But with around one in six gen Z adults now identifying as LGBTQ+, times are changing. “There’s going to be an ever-pressing need to be authentic in how we engage with that audience, and whether it’s the content being served to them or advertisements, there is a different language being spoken when you talk about multicultural marketing.”
Kayiatos says for him, that’s where the opportunities lie. “I am highly specialized, but first and foremost I am a storyteller.
“My identity is a piece of that; it allows me to think intersectionally about how to reach diverse communities and build a platform that tells their stories, but my identity is not at the forefront of that. It’s not an asset, it’s a tool.”
He says that, going forward, he would like to see more mentorship and support available for people from diverse backgrounds entering the industry. “I think it’s challenging to be a person with any kind of diverse identity within a corporate structure ... I hope that changes in my lifetime, but I don’t imagine it will.”

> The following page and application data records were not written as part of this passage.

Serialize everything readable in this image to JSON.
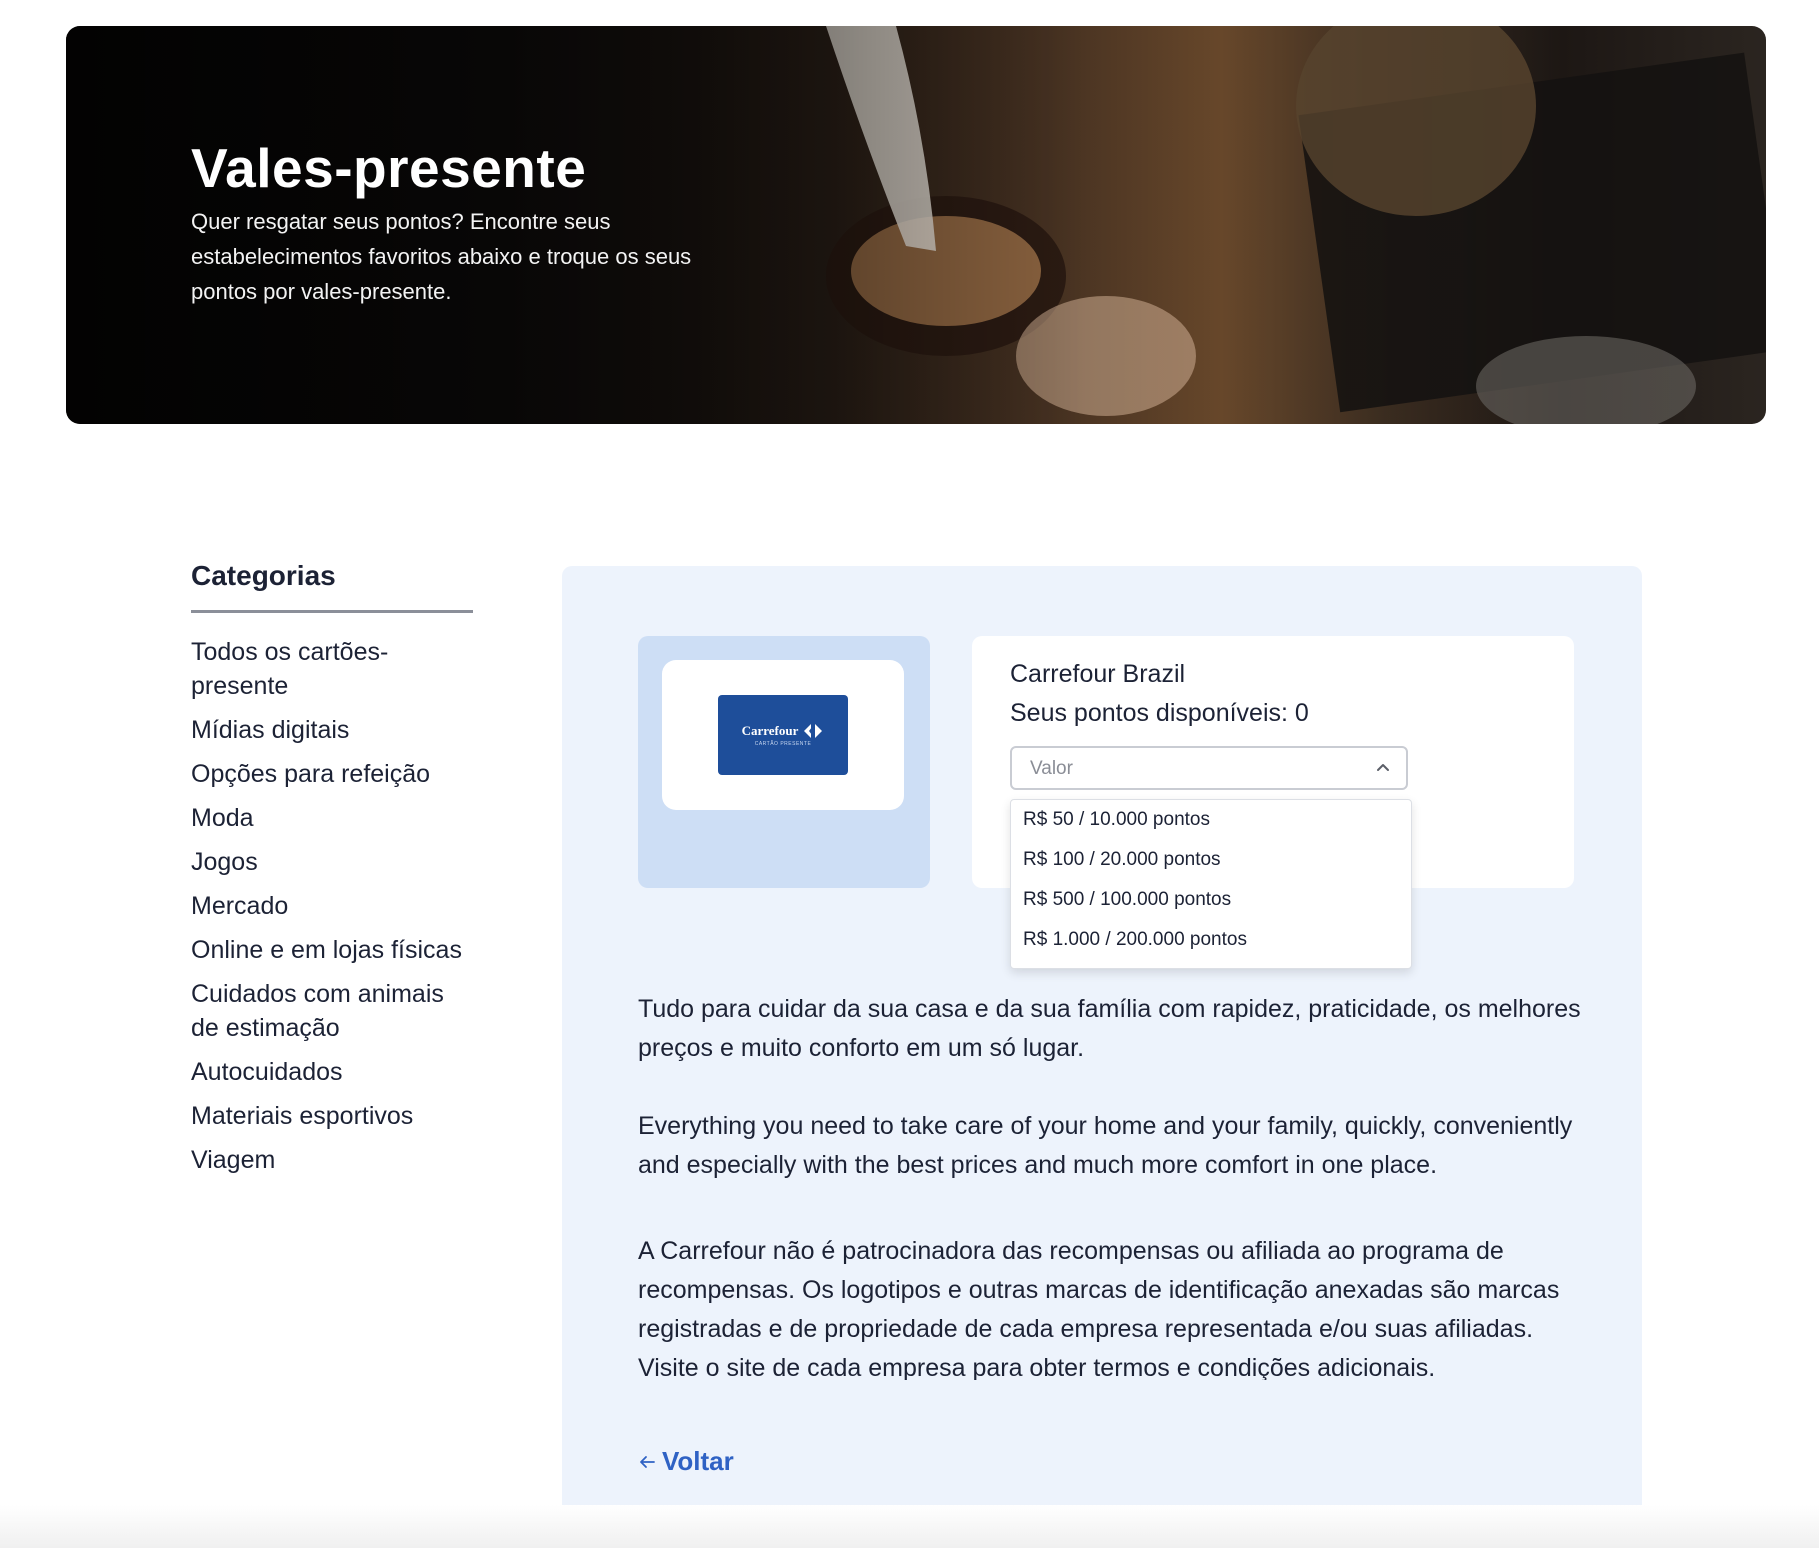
{
  "hero": {
    "title": "Vales-presente",
    "subtitle": "Quer resgatar seus pontos? Encontre seus estabelecimentos favoritos abaixo e troque os seus pontos por vales-presente."
  },
  "sidebar": {
    "title": "Categorias",
    "items": [
      "Todos os cartões-presente",
      "Mídias digitais",
      "Opções para refeição",
      "Moda",
      "Jogos",
      "Mercado",
      "Online e em lojas físicas",
      "Cuidados com animais de estimação",
      "Autocuidados",
      "Materiais esportivos",
      "Viagem"
    ]
  },
  "card": {
    "logo_text": "Carrefour",
    "logo_subtext": "CARTÃO PRESENTE"
  },
  "info": {
    "brand": "Carrefour Brazil",
    "points_label": "Seus pontos disponíveis: 0",
    "select_placeholder": "Valor",
    "options": [
      "R$ 50 / 10.000 pontos",
      "R$ 100 / 20.000 pontos",
      "R$ 500 / 100.000 pontos",
      "R$ 1.000 / 200.000 pontos"
    ]
  },
  "description": {
    "pt": "Tudo para cuidar da sua casa e da sua família com rapidez, praticidade, os melhores preços e muito conforto em um só lugar.",
    "en": "Everything you need to take care of your home and your family, quickly, conveniently and especially with the best prices and much more comfort in one place.",
    "disclaimer": "A Carrefour não é patrocinadora das recompensas ou afiliada ao programa de recompensas. Os logotipos e outras marcas de identificação anexadas são marcas registradas e de propriedade de cada empresa representada e/ou suas afiliadas. Visite o site de cada empresa para obter termos e condições adicionais."
  },
  "back_label": "Voltar",
  "colors": {
    "accent": "#2f62c4",
    "panel_bg": "#edf3fc",
    "card_bg": "#cddef5",
    "logo_bg": "#1e4e9a"
  }
}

But in his position at Folx, Kayiatos says the specialized and inclusive environment has allowed him to do his best work. “Putting my identity to one side, or putting it at the center on my own terms, has been incredibly stabilizing because it’s allowed me to be my full self.”
The result has been a swell of positive reception for Folx’s marketing, which has included everything from corporate fundraisers for trans healthcare to an LGBTQ+ hotline to connect the community during the pandemic.
”I’m constantly being asked who does our marketing by people who want to try and reach the same segment. I think this is where I can see the tide turning, as people really start to spend money and focus on engaging an LGBTQ+ audience.”